FRANCE – French women’s experiences and opinions with in-country versus cross-border abortion travel: a mixed-methods paper
BMJ Sexual & Reproductive Health
by Laura Rahm, Silvia De Zordo, Joanna Mishtal, Giulia Zanini, Camille Garnsey, Derek Clougher, Caitlin Gerdts
Objectives: This is the first study contrasting the experience of women residing in France and travelling for abortion services inside and outside their country of residence. We compare travel reasons and costs as well as our study participants’ opinions of abortion legislation. The article documents legal and procedural barriers related to accessing local and timely abortions and provides policy recommendations to broaden care options.
Methods: The study is based on a mixed-methods research design.

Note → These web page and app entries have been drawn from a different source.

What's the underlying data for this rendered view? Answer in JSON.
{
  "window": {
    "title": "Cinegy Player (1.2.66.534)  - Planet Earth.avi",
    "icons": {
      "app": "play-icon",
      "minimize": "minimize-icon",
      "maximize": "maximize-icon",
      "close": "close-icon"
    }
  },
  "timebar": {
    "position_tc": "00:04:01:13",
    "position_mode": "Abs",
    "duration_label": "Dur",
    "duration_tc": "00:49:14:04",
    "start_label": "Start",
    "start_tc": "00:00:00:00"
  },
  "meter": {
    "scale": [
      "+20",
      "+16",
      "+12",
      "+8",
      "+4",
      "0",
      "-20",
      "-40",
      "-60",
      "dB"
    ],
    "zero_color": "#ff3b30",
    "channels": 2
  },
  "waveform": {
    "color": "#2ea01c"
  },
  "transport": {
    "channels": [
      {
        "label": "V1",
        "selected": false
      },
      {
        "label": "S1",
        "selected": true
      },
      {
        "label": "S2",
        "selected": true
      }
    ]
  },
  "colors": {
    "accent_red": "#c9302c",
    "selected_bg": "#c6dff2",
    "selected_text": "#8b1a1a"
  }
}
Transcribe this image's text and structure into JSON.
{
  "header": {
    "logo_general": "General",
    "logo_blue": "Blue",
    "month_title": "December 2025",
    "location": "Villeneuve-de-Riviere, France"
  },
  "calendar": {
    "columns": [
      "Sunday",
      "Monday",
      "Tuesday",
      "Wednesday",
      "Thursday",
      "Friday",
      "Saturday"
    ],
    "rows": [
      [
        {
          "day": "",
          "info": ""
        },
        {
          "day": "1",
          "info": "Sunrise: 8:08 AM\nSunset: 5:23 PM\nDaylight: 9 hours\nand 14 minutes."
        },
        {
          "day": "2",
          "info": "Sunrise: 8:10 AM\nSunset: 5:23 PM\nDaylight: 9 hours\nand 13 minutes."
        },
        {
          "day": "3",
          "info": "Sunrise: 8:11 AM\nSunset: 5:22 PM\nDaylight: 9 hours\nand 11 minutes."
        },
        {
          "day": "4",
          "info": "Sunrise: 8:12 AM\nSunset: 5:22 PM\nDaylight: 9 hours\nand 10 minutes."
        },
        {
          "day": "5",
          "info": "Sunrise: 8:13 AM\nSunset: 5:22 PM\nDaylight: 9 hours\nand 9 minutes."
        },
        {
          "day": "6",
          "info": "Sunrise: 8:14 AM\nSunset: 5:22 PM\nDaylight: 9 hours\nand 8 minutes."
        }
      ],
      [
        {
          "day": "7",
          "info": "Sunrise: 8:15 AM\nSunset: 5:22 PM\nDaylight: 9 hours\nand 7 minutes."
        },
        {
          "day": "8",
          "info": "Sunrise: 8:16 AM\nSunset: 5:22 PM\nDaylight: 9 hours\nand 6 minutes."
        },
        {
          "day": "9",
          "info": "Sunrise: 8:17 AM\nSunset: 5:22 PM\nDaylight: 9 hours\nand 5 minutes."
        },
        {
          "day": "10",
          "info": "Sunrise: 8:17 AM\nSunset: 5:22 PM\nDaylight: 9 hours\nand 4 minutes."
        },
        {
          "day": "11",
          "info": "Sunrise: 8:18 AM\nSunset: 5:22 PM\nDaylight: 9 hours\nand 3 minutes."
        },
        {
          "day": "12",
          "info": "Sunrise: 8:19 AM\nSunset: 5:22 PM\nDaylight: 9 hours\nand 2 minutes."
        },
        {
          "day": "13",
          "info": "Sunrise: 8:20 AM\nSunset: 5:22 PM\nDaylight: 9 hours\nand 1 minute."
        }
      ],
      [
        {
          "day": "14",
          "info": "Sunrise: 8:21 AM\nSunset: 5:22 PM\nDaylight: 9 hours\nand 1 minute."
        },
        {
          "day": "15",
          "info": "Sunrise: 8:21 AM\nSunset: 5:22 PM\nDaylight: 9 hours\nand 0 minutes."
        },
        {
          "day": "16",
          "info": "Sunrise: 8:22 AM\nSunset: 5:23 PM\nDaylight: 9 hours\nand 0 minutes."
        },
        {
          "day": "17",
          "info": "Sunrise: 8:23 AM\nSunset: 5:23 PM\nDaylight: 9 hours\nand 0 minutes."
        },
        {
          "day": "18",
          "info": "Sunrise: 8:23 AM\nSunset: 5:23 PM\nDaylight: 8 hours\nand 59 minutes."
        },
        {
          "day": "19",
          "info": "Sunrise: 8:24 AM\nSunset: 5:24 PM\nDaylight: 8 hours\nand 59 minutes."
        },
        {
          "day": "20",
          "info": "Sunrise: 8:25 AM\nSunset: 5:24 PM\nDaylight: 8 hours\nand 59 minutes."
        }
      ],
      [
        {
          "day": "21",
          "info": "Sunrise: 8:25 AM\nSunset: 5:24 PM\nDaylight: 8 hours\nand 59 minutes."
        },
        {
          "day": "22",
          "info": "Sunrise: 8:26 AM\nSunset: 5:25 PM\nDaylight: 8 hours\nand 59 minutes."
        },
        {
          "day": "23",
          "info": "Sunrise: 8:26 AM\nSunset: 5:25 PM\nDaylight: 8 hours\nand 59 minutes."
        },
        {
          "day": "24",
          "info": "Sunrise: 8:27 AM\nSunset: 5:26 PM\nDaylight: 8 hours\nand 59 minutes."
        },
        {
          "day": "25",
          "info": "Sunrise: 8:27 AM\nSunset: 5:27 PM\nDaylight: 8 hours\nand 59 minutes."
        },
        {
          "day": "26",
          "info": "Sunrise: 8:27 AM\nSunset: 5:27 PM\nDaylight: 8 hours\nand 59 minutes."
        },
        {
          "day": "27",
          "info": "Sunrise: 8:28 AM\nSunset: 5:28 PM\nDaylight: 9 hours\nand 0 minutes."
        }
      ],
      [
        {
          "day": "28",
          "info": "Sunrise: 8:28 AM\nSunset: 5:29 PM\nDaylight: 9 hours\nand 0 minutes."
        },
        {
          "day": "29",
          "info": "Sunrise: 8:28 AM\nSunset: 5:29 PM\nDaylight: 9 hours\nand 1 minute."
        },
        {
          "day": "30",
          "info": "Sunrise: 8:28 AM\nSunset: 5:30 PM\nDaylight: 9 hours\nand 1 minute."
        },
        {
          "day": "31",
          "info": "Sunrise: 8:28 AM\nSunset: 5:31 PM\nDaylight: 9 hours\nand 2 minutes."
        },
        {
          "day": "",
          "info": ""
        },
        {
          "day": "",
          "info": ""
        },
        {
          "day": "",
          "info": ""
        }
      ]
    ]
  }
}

Quantitative data were descriptively analysed using Stata and drawn from 100 surveys with in-country abortion seekers collected from 3 Parisian hospitals, and 57 surveys with French residents seeking abortion care in the Netherlands (42), Spain (10) and the UK (5). Qualitative data were thematically analysed using ATLAS.ti and drawn from 36 interviews with French residents (23 in-country abortion seekers and 13 cross-border abortion travellers).
Findings: Gestational age limits were the key reason for cross-border travel, while lack of close-by, timely and good quality abortion care was the main driver for in-country abortion travel. Unlike in-country travellers, cross-border abortion seekers faced significant financial costs and burdens related to such travel. Partners, family members and service providers offered important support structures to both cross-border and in-country travellers.
Conclusions: Legal time limits appeared to be the key driver for abortion-related travel of French residents. Having passed or being at risk of exceeding the gestational age limit caused women to travel outside their country or department of residence for abortion care.